Activity: How many of the lines below hold the string "Show"? Say only the number.

::::

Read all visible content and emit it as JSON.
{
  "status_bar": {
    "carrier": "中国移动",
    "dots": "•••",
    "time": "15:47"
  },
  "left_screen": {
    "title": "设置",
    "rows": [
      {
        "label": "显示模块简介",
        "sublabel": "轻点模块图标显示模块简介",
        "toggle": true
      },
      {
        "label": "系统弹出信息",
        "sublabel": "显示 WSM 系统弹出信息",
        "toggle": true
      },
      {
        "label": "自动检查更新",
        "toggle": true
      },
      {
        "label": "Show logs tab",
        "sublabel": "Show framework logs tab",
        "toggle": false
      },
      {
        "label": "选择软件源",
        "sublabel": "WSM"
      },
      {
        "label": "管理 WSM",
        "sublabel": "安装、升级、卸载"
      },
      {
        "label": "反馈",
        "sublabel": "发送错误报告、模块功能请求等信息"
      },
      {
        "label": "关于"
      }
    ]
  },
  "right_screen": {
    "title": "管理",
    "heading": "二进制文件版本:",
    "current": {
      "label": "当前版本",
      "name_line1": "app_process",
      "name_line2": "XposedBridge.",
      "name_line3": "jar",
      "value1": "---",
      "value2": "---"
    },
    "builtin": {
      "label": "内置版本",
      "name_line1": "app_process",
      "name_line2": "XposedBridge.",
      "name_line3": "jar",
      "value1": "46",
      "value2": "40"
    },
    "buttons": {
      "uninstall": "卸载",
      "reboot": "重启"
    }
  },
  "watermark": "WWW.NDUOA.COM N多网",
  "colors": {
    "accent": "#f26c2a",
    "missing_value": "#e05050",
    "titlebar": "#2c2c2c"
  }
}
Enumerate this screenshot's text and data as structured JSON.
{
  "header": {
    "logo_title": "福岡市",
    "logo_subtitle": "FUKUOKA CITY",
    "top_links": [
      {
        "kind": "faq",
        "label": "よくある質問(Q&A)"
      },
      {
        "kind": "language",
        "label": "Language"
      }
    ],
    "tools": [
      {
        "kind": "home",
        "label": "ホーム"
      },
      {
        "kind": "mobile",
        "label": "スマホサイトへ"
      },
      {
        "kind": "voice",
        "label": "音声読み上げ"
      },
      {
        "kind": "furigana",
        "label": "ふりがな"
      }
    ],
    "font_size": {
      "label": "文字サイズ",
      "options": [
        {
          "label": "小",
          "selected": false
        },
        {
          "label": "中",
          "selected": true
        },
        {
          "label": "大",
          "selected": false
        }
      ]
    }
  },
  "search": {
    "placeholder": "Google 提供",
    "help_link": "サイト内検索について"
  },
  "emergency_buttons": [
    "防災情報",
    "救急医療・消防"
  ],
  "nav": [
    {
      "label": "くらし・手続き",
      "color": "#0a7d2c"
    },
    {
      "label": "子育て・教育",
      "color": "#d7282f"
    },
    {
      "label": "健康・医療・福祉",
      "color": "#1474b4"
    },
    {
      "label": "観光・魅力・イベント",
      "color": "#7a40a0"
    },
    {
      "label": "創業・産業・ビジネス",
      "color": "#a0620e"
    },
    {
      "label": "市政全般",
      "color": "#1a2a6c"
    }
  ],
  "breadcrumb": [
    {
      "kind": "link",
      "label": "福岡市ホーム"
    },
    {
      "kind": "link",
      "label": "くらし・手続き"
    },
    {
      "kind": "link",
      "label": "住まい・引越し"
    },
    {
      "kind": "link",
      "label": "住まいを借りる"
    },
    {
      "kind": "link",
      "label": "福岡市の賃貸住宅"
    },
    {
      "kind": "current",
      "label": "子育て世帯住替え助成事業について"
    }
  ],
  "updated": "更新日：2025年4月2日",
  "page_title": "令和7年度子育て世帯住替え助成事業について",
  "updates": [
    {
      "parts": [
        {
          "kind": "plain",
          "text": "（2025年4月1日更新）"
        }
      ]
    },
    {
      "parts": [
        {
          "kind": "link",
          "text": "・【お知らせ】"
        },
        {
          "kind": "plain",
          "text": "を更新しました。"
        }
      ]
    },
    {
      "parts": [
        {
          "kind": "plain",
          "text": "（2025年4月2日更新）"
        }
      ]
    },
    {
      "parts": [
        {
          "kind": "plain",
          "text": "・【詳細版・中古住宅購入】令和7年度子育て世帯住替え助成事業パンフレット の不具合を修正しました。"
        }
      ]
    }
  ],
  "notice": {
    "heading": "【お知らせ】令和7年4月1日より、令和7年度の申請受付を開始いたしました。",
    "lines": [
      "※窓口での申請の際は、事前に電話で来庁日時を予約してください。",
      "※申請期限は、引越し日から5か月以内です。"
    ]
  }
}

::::

Exercise answer: 2